Suddenly, there was something extra in her gaze, an awareness, and my blood began to hum in response. Maybe Scarlett wasn’t the one I should be focused on…
I drew in a sharp breath. Nope. Annalise was attractive, sure, but I couldn’t screw around with Kelly’s best friend. My sister—and mother—would kill me when any fling with Annalise ended. And it would end, because I didn’t do long-term. It was in my genes.
Everyone knew the apple never fell far from the tree, and every person in Australia knew what a rotten tree my father had been. Sleeping around on his wife, not bothering to hide it from the gossip magazines, not turning up for gigs because he’d found something—or someone—more interesting, disappearing for weeks at a time, leaving people worried and searching for him, only to reappear, wondering what all the fuss was about.
He usually realized his mistakes later, begged for forgiveness, and was forgiven all in time to make the next lapse in judgment. By the end, he’d been so drunk all the time, the band couldn’t tour. He’d managed to destroy his own career.
Sure, I’d never make those exact mistakes, but I had the same restless spirit, the same inability to make a relationship work. The principle was the same.
Luckily, Kelly hadn’t taken after our father at all—she was our mother all over, from her looks to her good heart—but I’d long ago accepted that my genes were stacked against me.
Annalise glanced down at her watch. “I need to get going,” she said, clearly avoiding the question about a favor.
The smart thing would be to let her, and, for one of the rare times in my life, I did the smart thing. After scribbling down my address on a napkin, I pushed the chair back and stood. “See you tomorrow.”

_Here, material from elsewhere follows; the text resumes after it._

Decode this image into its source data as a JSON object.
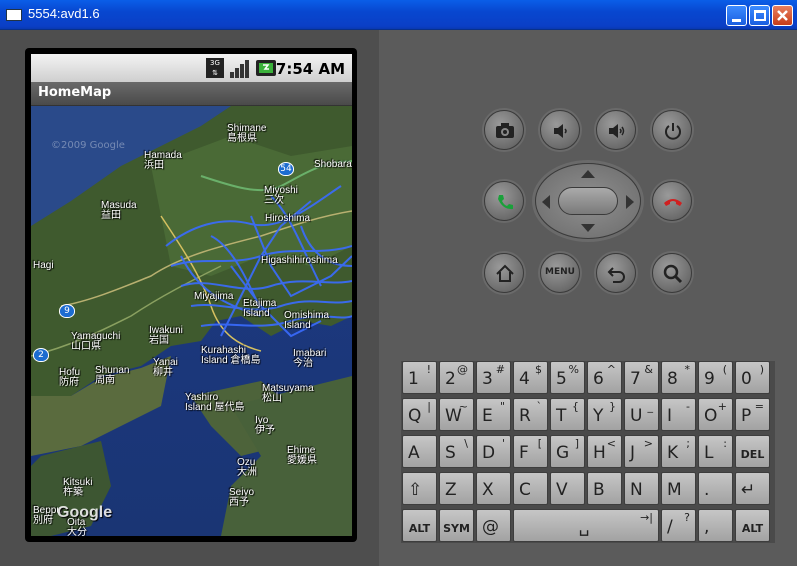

She smiled and waved. As I strode out of the cafe, I had to wonder if I’d been wrong. This entire plan might not have been the smart thing.